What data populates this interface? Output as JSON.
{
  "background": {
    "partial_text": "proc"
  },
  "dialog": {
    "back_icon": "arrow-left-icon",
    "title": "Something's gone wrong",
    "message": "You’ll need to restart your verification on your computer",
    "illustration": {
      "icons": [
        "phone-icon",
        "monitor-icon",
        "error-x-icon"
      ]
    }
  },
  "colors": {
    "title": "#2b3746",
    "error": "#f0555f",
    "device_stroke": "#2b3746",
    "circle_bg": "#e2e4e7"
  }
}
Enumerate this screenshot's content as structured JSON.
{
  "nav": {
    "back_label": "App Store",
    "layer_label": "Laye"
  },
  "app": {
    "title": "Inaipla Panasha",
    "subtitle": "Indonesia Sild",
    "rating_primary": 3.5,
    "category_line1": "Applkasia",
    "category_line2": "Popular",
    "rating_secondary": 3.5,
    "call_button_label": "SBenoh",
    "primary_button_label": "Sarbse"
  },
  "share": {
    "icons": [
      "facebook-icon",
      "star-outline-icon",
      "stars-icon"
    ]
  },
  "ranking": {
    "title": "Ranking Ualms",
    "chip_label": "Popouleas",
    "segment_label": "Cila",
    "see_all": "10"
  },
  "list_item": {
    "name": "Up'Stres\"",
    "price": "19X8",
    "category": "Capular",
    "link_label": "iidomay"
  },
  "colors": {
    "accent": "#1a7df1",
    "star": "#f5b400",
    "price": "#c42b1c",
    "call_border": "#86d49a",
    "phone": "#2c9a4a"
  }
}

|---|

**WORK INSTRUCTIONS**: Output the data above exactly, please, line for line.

**ANSWER**:
What data populates this interface? Output as JSON.
{
  "background": {
    "partial_text": "proc"
  },
  "dialog": {
    "back_icon": "arrow-left-icon",
    "title": "Something's gone wrong",
    "message": "You’ll need to restart your verification on your computer",
    "illustration": {
      "icons": [
        "phone-icon",
        "monitor-icon",
        "error-x-icon"
      ]
    }
  },
  "colors": {
    "title": "#2b3746",
    "error": "#f0555f",
    "device_stroke": "#2b3746",
    "circle_bg": "#e2e4e7"
  }
}
Enumerate this screenshot's content as structured JSON.
{
  "nav": {
    "back_label": "App Store",
    "layer_label": "Laye"
  },
  "app": {
    "title": "Inaipla Panasha",
    "subtitle": "Indonesia Sild",
    "rating_primary": 3.5,
    "category_line1": "Applkasia",
    "category_line2": "Popular",
    "rating_secondary": 3.5,
    "call_button_label": "SBenoh",
    "primary_button_label": "Sarbse"
  },
  "share": {
    "icons": [
      "facebook-icon",
      "star-outline-icon",
      "stars-icon"
    ]
  },
  "ranking": {
    "title": "Ranking Ualms",
    "chip_label": "Popouleas",
    "segment_label": "Cila",
    "see_all": "10"
  },
  "list_item": {
    "name": "Up'Stres\"",
    "price": "19X8",
    "category": "Capular",
    "link_label": "iidomay"
  },
  "colors": {
    "accent": "#1a7df1",
    "star": "#f5b400",
    "price": "#c42b1c",
    "call_border": "#86d49a",
    "phone": "#2c9a4a"
  }
}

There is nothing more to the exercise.